Regardless of how long I'm on a trip, I'm anxious when I don't have a plan. I'm working on learning to go with the flow, as contrary to my nature as that can be, because it's fun to let the places I visit and people I meet people play more of a role in what happens when I leave home.

This long weekend was a perfect reminder of how awesome going with the flow can be.

My partner in crime and I decided to spend five days exploring Vermont and New Hampshire, but to leave with accommodations booked for only two of the four nights and a single planned hike. Cue mild anxiety. Stopping at the Magic Hat brewery on our drive to Burlington on the drive in helped.

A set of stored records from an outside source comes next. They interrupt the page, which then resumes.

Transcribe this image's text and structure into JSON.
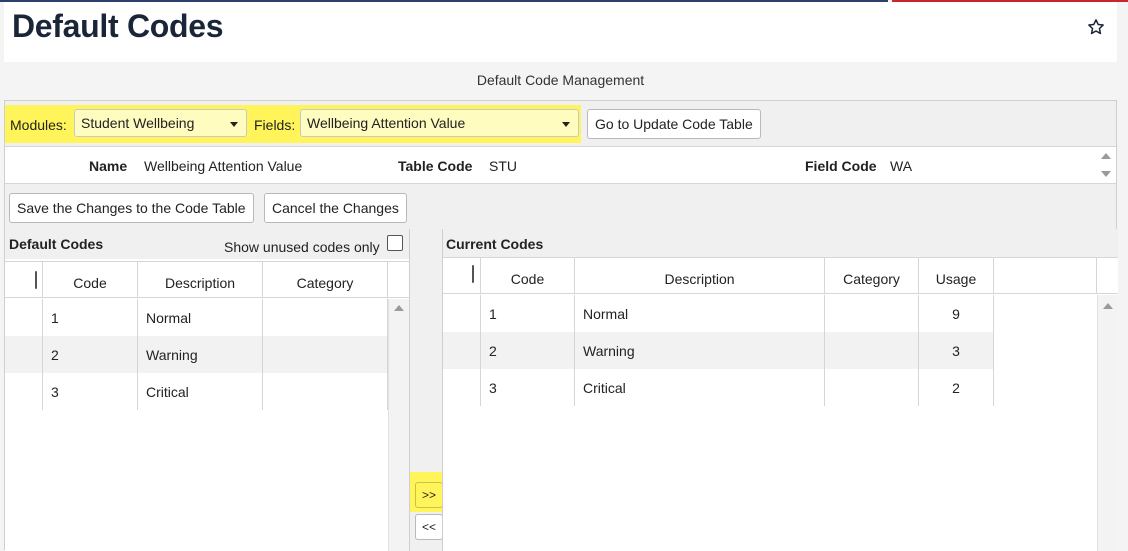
{
  "page": {
    "title": "Default Codes",
    "subtitle": "Default Code Management",
    "favorite_icon": "star-outline-icon"
  },
  "brand_colors": {
    "top_bar_blue": "#2d3e6e",
    "top_bar_red": "#c8262e",
    "highlight": "#fff45a"
  },
  "filters": {
    "modules_label": "Modules:",
    "modules_value": "Student Wellbeing",
    "fields_label": "Fields:",
    "fields_value": "Wellbeing Attention Value",
    "go_button": "Go to Update Code Table"
  },
  "info": {
    "name_label": "Name",
    "name_value": "Wellbeing Attention Value",
    "table_code_label": "Table Code",
    "table_code_value": "STU",
    "field_code_label": "Field Code",
    "field_code_value": "WA"
  },
  "actions": {
    "save": "Save the Changes to the Code Table",
    "cancel": "Cancel the Changes"
  },
  "default_codes": {
    "title": "Default Codes",
    "show_unused_label": "Show unused codes only",
    "columns": [
      "Code",
      "Description",
      "Category"
    ],
    "rows": [
      {
        "code": "1",
        "description": "Normal",
        "category": ""
      },
      {
        "code": "2",
        "description": "Warning",
        "category": ""
      },
      {
        "code": "3",
        "description": "Critical",
        "category": ""
      }
    ]
  },
  "transfer": {
    "add": ">>",
    "remove": "<<"
  },
  "current_codes": {
    "title": "Current Codes",
    "columns": [
      "Code",
      "Description",
      "Category",
      "Usage"
    ],
    "rows": [
      {
        "code": "1",
        "description": "Normal",
        "category": "",
        "usage": "9"
      },
      {
        "code": "2",
        "description": "Warning",
        "category": "",
        "usage": "3"
      },
      {
        "code": "3",
        "description": "Critical",
        "category": "",
        "usage": "2"
      }
    ]
  }
}
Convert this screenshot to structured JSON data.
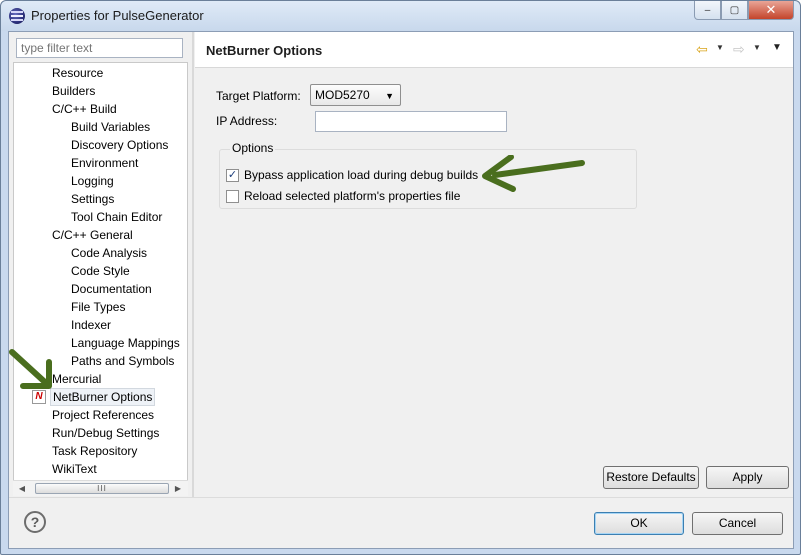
{
  "window": {
    "title": "Properties for PulseGenerator",
    "minimize_glyph": "‒",
    "maximize_glyph": "▢",
    "close_glyph": "✕"
  },
  "filter": {
    "placeholder": "type filter text"
  },
  "tree": {
    "items": [
      {
        "label": "Resource",
        "level": 1
      },
      {
        "label": "Builders",
        "level": 1
      },
      {
        "label": "C/C++ Build",
        "level": 1
      },
      {
        "label": "Build Variables",
        "level": 2
      },
      {
        "label": "Discovery Options",
        "level": 2
      },
      {
        "label": "Environment",
        "level": 2
      },
      {
        "label": "Logging",
        "level": 2
      },
      {
        "label": "Settings",
        "level": 2
      },
      {
        "label": "Tool Chain Editor",
        "level": 2
      },
      {
        "label": "C/C++ General",
        "level": 1
      },
      {
        "label": "Code Analysis",
        "level": 2
      },
      {
        "label": "Code Style",
        "level": 2
      },
      {
        "label": "Documentation",
        "level": 2
      },
      {
        "label": "File Types",
        "level": 2
      },
      {
        "label": "Indexer",
        "level": 2
      },
      {
        "label": "Language Mappings",
        "level": 2
      },
      {
        "label": "Paths and Symbols",
        "level": 2
      },
      {
        "label": "Mercurial",
        "level": 1
      },
      {
        "label": "NetBurner Options",
        "level": 1,
        "selected": true
      },
      {
        "label": "Project References",
        "level": 1
      },
      {
        "label": "Run/Debug Settings",
        "level": 1
      },
      {
        "label": "Task Repository",
        "level": 1
      },
      {
        "label": "WikiText",
        "level": 1
      }
    ],
    "selected_icon_glyph": "N",
    "scroll_left": "◀",
    "scroll_right": "▶",
    "scroll_grip": "III"
  },
  "page": {
    "title": "NetBurner Options",
    "nav": {
      "back": "⇦",
      "forward": "⇨",
      "dropdown": "▼",
      "menu": "▼"
    },
    "target_platform": {
      "label": "Target Platform:",
      "value": "MOD5270",
      "caret": "▼"
    },
    "ip_address": {
      "label": "IP Address:",
      "value": ""
    },
    "options": {
      "label": "Options",
      "bypass": {
        "label": "Bypass application load during debug builds",
        "checked": true,
        "check_glyph": "✓"
      },
      "reload": {
        "label": "Reload selected platform's properties file",
        "checked": false
      }
    },
    "restore_defaults": "Restore Defaults",
    "apply": "Apply"
  },
  "footer": {
    "help_glyph": "?",
    "ok": "OK",
    "cancel": "Cancel"
  },
  "colors": {
    "annotation_arrow": "#4a6e1e",
    "selection_border": "#d2d8df"
  }
}
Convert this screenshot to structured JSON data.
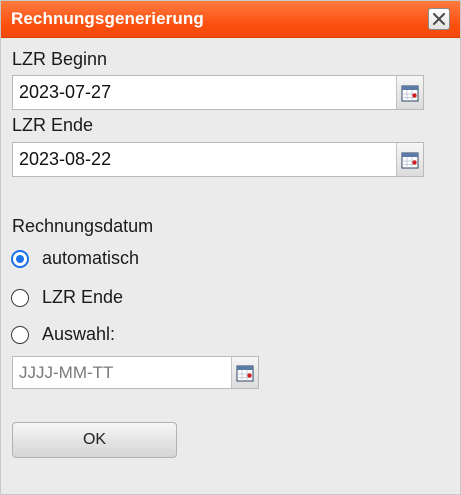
{
  "dialog": {
    "title": "Rechnungsgenerierung",
    "close_icon": "close-icon"
  },
  "lzr_begin": {
    "label": "LZR Beginn",
    "value": "2023-07-27",
    "calendar_icon": "calendar-icon"
  },
  "lzr_end": {
    "label": "LZR Ende",
    "value": "2023-08-22",
    "calendar_icon": "calendar-icon"
  },
  "invoice_date": {
    "label": "Rechnungsdatum",
    "options": [
      {
        "label": "automatisch",
        "checked": true
      },
      {
        "label": "LZR Ende",
        "checked": false
      },
      {
        "label": "Auswahl:",
        "checked": false
      }
    ],
    "date_placeholder": "JJJJ-MM-TT"
  },
  "ok_label": "OK",
  "colors": {
    "titlebar": "#fa4e0d",
    "radio_selected": "#1a73e8"
  }
}
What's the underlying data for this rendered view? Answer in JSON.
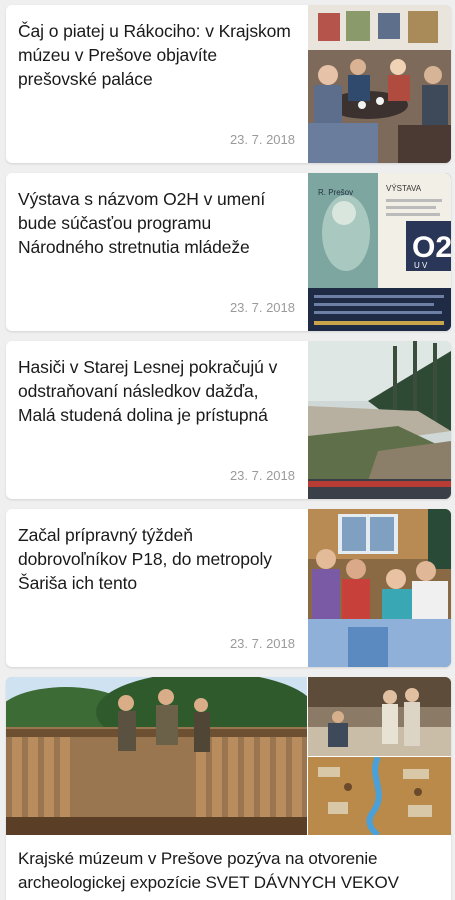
{
  "articles": [
    {
      "title": "Čaj o piatej u Rákociho: v Krajskom múzeu v Prešove objavíte prešovské paláce",
      "date": "23. 7. 2018",
      "image": "museum-lecture-photo"
    },
    {
      "title": "Výstava s názvom O2H v umení bude súčasťou programu Národného stretnutia mládeže",
      "date": "23. 7. 2018",
      "image": "exhibition-poster",
      "poster_text": {
        "top": "VÝSTAVA",
        "sub": "R. Prešov",
        "big": "O2",
        "small": "U V"
      }
    },
    {
      "title": "Hasiči v Starej Lesnej pokračujú v odstraňovaní následkov dažďa, Malá studená dolina je prístupná",
      "date": "23. 7. 2018",
      "image": "flood-river-photo"
    },
    {
      "title": "Začal prípravný týždeň dobrovoľníkov P18, do metropoly Šariša ich tento",
      "date": "23. 7. 2018",
      "image": "volunteers-group-photo"
    },
    {
      "title": "Krajské múzeum v Prešove pozýva na otvorenie archeologickej expozície SVET DÁVNYCH VEKOV",
      "image": "archeological-exposition-collage"
    }
  ]
}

After a decent dinner at Leunig's Bistro, drinks at the Whiskey Room, and wandering around Burlington, we turned in at our reserved room in the Lang House on our first night with plenty of options for the first full day of vacation, but without a plan. The plan - climbing Mt. Mansfield - came together over breakfast the following morning, and it was a really good plan.